━━ DATA FOR ANALYSIS ━━

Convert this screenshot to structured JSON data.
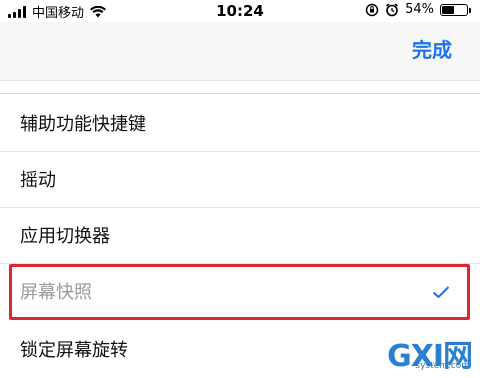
{
  "status_bar": {
    "carrier": "中国移动",
    "time": "10:24",
    "battery_text": "54%",
    "battery_level": 0.54,
    "icons": [
      "signal-icon",
      "wifi-icon",
      "rotation-lock-icon",
      "alarm-icon",
      "battery-icon"
    ]
  },
  "nav": {
    "done_label": "完成",
    "accent_color": "#1a73e8"
  },
  "list": {
    "items": [
      {
        "label": "辅助功能快捷键"
      },
      {
        "label": "摇动"
      },
      {
        "label": "应用切换器"
      },
      {
        "label": "屏幕快照",
        "selected": true
      },
      {
        "label": "锁定屏幕旋转"
      }
    ]
  },
  "highlight_color": "#d9282e",
  "watermark": {
    "main": "GXI网",
    "sub": "system.com"
  }
}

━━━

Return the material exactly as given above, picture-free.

Convert this screenshot to structured JSON data.
{
  "status_bar": {
    "carrier": "中国移动",
    "time": "10:24",
    "battery_text": "54%",
    "battery_level": 0.54,
    "icons": [
      "signal-icon",
      "wifi-icon",
      "rotation-lock-icon",
      "alarm-icon",
      "battery-icon"
    ]
  },
  "nav": {
    "done_label": "完成",
    "accent_color": "#1a73e8"
  },
  "list": {
    "items": [
      {
        "label": "辅助功能快捷键"
      },
      {
        "label": "摇动"
      },
      {
        "label": "应用切换器"
      },
      {
        "label": "屏幕快照",
        "selected": true
      },
      {
        "label": "锁定屏幕旋转"
      }
    ]
  },
  "highlight_color": "#d9282e",
  "watermark": {
    "main": "GXI网",
    "sub": "system.com"
  }
}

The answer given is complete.